Anyway, my approach to your questions:

Your should have 2 credit cards in your wallet for Switzerland:

  1. Swisscard Cashback Card (American Express) - use this anywhere that accepts American Express for 1% cashback
  2. Either the Migros Cumulus MasterCard or Coop SupercardPlus - use this anywhere that doesn’t take American Express for 0.33% cashback in Migros or Coop points

I would also suggest picking up a 3rd card for spending in any other currencies. If you pay in EUR with the Migros Cumulus card you would pay 2-3% in fees which isn’t great.

  1. Revolut - use for any EUR/USD/other currency payments

I didn’t even know this was a thing so can’t give you much detail. It looks like tiered fees can be slightly cheaper and there are some simulations here. IB is very cheap either way.

I’m a big fan of just customising as I like in a spreadsheet.
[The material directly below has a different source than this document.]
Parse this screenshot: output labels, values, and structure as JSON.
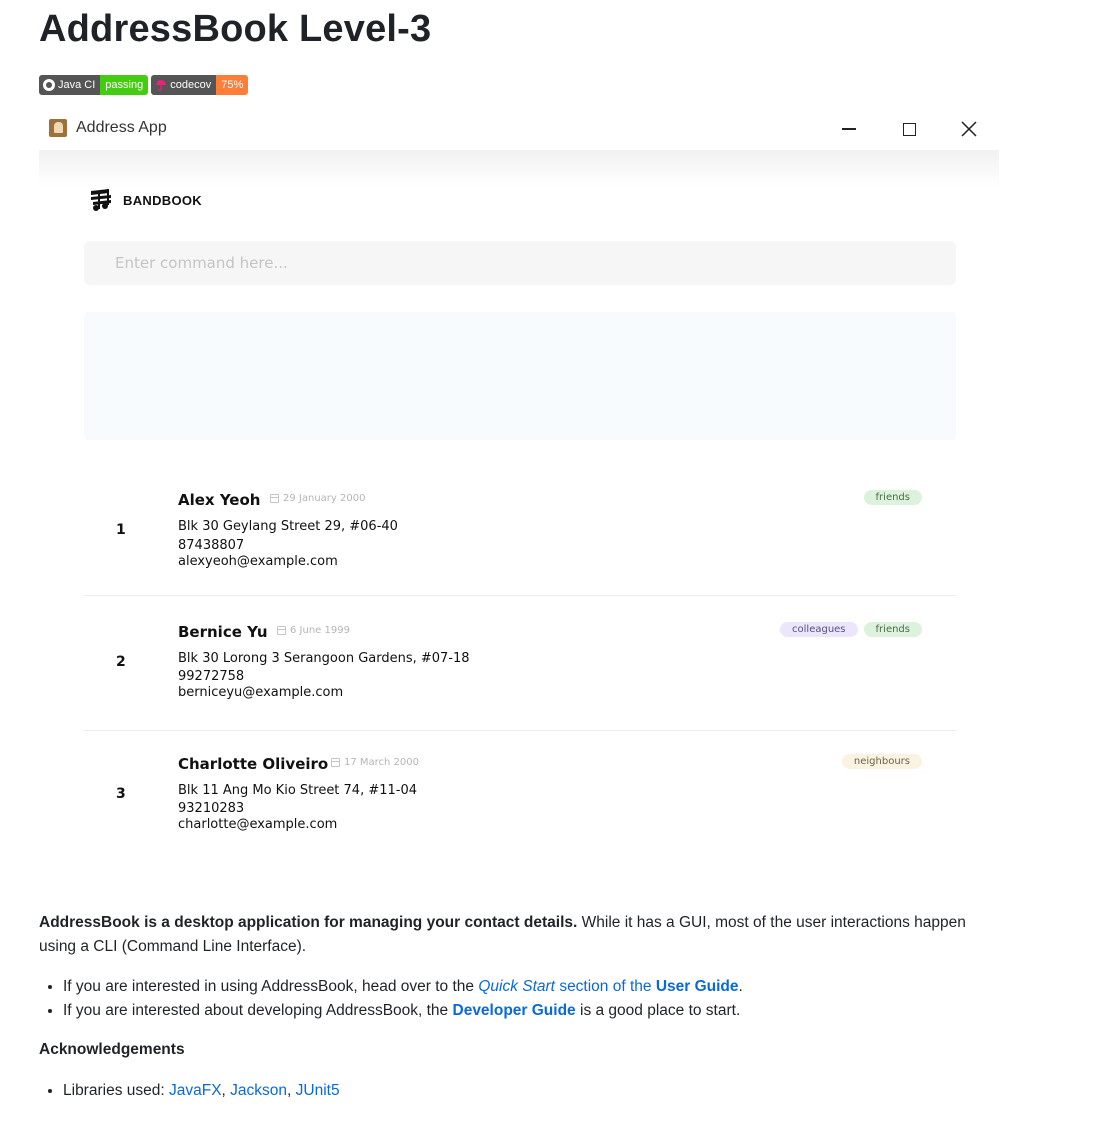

We don’t have some of the US solutions in Switzerland yet (e.g Mint).

I don’t worry too much about things like SIPC. In the extremely unlikely event that a large broker like IB went insolvent and wasn’t correctly using custody accounts the damages would be so big a government would step in. And governments tend to always bail out in full as there is too much systematic risk if they don’t. Perhaps others will have a different view :stuck_out_tongue: .

I think you have to look at what your bank charges here and run the numbers.

I would suggest sticking to VT in the beginning. Makes it very easy, no worrying about allocations or declaring a complex split on taxes etc. You’ll find that keeping it simpler is often the best approach.

I currently hold a combination of VTI + VXUS (US market + Non-US market). This gives me slightly more diversification, slightly lower costs, and allows me to stick to a US/Ex-US allocation I deem fit for my personal situation (mostly tax efficiency). However, the differences are really negligible compared to holding just VT.

Going for a split also puts you in a dangerous spot of being able to overweight/underweight markets. This can lead to chasing gains and much lower returns in the long run.

I had a poke around VIAC’s asset options and concluded that just taking their Global 100 strategy was already near optimal.

They select an allocation which is very tax and fee efficient and covers the global market as best as possible under 3rd pillar regulations.

CSIF World ex CH is a fund of stocks from all around the world excluding Switzerland.
iShares Core S&P500 is a fund of the top 500 stocks in the USA.

My general advise is to try and keep your approach simple. That often ends up giving you the best returns when it comes to passive investing. VIAC Global 100 + VT with IB and you’re set.


I can’t be the only one who is curious about the 100k Fr / year salary at 20 years old! I know only a few 30 year-olds cracking the 6-figure mark (but then again I don’t know many software engineers).